Excellent CSpan Session here with Professor Kendi.

Perfect for this moment

“…Rami said to the audience that all walls were destined to fall, no matter what. He was not so naive, though, to believe that more would not be built. It was a world of walls. Still, it was his job to insert a crack in the one most visible to him.”

Colum McCann, Apeirogon (London: Bloomsbury Publishing, 2020), 401.

Plague quote

“And he knew, also, what the old man was thinking as his tears flowed, and he, Rieux, thought it too: that a loveless world is a dead world, and always there comes an hour when one is weary of prisons, of one’s work, and of devotion to duty, and all one craves for is a loved face, the warmth and wonder of a loving heart.”

Tony Judt on the Plague

The entire article is here.

It does not follow from this that the plagues that humankind brings down upon itself are “natural” or unavoidable. But assigning responsibility for them—and thus preventing them in the future—may not be an easy matter. And with Hannah Arendt we have been introduced to a further complication: the notion of the “banality of evil” (a formulation that Camus himself would probably have taken care to avoid), the idea that unspeakable crimes can be committed by very unremarkable men with clear consciences.6

These are now commonplaces of moral and historical debate. But Albert Camus came to them first, in his own words, with an originality of perspective and intuition that eluded almost all his contemporaries. That is what they found so disconcerting in his writing. Camus was a moralist who unhesitatingly distinguished good from evil but abstained from condemning human frailty. He was a student of the “absurd” who refused to give in to necessity.7 He was a public man of action who insisted that all truly important questions came down to individual acts of kindness and goodness.
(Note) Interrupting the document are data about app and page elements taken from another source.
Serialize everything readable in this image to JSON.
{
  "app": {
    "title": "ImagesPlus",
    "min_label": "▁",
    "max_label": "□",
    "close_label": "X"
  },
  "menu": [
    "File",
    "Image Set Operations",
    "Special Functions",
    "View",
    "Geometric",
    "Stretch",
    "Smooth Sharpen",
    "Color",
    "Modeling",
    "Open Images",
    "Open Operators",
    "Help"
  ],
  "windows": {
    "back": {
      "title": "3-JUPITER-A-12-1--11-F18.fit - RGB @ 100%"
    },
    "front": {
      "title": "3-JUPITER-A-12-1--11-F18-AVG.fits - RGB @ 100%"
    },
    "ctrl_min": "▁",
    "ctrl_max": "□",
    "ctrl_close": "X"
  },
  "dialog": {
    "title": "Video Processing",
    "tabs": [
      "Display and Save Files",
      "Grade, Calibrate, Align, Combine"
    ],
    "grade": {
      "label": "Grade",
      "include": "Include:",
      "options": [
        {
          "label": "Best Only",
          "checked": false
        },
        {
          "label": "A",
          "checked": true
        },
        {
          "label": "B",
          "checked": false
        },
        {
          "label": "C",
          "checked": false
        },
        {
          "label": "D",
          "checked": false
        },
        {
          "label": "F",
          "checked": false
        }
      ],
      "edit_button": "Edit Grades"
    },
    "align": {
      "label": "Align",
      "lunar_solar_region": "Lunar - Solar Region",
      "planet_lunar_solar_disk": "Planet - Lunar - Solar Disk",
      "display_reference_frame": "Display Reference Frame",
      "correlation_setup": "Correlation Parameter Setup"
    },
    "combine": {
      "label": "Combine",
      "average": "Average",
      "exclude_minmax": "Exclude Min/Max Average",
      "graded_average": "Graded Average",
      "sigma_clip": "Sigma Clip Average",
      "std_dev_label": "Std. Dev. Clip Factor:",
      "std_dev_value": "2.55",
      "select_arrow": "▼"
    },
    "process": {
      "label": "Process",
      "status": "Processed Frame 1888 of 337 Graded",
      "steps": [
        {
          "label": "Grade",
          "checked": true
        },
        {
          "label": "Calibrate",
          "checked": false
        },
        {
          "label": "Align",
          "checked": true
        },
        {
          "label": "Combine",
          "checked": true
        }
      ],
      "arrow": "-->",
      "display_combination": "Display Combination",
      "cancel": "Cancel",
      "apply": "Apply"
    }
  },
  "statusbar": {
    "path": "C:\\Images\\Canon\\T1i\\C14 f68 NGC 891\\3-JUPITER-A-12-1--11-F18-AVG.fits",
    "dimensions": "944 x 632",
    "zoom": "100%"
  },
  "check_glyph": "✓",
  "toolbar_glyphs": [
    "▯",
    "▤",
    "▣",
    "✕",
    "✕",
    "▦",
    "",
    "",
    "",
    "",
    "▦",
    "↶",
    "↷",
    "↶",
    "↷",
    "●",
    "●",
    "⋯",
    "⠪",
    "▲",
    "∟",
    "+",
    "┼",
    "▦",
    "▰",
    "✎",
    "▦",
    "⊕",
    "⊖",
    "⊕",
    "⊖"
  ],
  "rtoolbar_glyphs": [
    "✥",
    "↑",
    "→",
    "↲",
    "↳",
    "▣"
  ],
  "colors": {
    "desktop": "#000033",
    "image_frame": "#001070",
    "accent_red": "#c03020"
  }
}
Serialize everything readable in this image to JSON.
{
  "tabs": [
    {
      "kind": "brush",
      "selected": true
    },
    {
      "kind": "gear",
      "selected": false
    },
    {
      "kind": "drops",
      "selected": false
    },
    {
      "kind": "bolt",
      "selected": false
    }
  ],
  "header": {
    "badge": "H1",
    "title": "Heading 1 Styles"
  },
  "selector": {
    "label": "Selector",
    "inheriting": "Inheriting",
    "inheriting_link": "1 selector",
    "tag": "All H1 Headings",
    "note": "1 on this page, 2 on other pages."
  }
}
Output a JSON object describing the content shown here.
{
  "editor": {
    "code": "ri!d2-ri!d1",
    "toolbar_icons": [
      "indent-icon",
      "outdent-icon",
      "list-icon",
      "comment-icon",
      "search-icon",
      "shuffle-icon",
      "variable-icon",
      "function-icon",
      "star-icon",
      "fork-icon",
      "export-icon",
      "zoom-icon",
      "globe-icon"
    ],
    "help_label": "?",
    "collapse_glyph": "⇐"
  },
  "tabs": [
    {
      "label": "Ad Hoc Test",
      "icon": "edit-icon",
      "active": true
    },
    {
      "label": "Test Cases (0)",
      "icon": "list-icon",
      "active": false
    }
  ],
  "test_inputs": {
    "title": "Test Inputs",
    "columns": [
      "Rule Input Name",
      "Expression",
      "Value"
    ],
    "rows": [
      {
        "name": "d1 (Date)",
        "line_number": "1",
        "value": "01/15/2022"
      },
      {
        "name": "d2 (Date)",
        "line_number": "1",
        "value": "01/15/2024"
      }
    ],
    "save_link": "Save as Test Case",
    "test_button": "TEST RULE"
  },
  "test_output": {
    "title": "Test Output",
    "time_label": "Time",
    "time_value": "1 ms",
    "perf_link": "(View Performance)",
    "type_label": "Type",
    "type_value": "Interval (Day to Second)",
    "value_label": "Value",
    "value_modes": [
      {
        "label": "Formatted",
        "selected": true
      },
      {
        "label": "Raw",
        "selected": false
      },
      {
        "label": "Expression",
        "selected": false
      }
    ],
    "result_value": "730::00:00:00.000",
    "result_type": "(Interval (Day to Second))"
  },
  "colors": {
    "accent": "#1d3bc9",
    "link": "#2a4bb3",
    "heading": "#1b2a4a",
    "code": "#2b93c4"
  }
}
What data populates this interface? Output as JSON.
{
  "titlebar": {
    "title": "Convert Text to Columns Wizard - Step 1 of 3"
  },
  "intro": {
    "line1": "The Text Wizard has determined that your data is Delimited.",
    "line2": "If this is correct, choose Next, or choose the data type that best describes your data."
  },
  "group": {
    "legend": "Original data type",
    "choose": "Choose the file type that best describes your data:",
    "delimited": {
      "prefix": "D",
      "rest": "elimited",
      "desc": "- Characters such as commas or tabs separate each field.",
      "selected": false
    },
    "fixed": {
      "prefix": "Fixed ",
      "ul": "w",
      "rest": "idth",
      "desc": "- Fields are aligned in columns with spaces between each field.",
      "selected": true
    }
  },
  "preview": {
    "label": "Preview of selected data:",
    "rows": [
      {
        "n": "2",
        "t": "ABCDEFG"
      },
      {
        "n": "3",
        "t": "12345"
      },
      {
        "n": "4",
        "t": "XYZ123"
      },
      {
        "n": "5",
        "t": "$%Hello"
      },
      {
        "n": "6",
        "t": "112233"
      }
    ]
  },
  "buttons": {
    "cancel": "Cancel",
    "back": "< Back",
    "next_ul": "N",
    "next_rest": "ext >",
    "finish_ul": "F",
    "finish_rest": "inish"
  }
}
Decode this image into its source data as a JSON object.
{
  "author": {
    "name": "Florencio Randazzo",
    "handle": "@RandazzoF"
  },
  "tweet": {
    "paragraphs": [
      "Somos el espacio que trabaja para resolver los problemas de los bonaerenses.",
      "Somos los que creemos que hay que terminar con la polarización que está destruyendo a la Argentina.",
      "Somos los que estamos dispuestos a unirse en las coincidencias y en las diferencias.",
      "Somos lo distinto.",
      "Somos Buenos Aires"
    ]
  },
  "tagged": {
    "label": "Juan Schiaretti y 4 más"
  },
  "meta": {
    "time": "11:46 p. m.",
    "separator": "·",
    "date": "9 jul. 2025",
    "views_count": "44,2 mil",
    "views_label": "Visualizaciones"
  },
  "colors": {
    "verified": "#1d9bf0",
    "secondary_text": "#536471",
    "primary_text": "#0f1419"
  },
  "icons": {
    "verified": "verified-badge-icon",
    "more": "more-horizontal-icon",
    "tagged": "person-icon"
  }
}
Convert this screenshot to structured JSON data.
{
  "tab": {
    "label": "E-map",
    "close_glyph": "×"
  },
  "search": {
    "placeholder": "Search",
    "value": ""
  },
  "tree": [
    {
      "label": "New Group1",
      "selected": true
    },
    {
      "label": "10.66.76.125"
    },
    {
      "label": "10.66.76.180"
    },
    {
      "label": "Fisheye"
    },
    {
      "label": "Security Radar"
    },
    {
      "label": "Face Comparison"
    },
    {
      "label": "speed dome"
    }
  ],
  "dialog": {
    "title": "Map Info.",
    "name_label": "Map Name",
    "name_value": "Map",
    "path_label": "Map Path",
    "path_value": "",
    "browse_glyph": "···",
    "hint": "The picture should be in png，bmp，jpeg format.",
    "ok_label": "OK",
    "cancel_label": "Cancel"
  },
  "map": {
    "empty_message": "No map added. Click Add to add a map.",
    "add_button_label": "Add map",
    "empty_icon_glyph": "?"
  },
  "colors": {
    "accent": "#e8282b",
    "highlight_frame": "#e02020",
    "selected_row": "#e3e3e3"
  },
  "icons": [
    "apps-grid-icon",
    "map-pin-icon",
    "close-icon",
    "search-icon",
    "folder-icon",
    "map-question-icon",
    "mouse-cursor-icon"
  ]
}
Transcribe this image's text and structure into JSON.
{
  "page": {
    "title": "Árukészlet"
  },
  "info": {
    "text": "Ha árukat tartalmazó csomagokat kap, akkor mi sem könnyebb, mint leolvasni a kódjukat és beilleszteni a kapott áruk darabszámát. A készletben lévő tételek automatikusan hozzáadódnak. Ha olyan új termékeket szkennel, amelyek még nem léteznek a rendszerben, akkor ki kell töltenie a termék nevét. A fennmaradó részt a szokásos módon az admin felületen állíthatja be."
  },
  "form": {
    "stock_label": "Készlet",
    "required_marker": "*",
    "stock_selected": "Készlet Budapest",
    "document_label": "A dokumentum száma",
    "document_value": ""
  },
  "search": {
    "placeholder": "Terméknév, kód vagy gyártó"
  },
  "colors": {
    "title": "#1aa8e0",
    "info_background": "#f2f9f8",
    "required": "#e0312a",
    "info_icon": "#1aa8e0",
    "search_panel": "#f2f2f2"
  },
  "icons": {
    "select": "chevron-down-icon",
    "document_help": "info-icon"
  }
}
And, like Tarrou, he was a believer in absolute truths who accepted the limits of the possible: “Other men will make history…. All I can say is that on this earth there are pestilences and there are victims—and as far as possible one must refuse to be on the side of the pestilence.”

The case for the nation

The book opens with this quote:

Nations reel and stagger on their way; they
make hideous mistakes; the commit frightful
wrongs; they do great and beautiful things.
And shall we not best guide humanity by
telling the truth about all this, so far as the
truth is ascertainable?

—W.E.B. Dubois,
The Propaganda of History, 1935

If I had a class right now, I’d like to argue over this quote from scholar Yael Tamir:

“The liberal tradition, with its respect for personal autonomy, reflection, and choice, and the national tradition, with is emphasis on belonging, loyalty, and solidarity, although generally seen as mutually exclusive, can indeed accommodate one another.” p.130

The second to last paragraph of the book is money, too:

“In a world made up of nations, there is no more powerful way to fight the forces of prejudice, intolerance, and injustice than by a dedication to equality, citizenship, and equal rights, as guaranteed by a nation of laws.” p. 137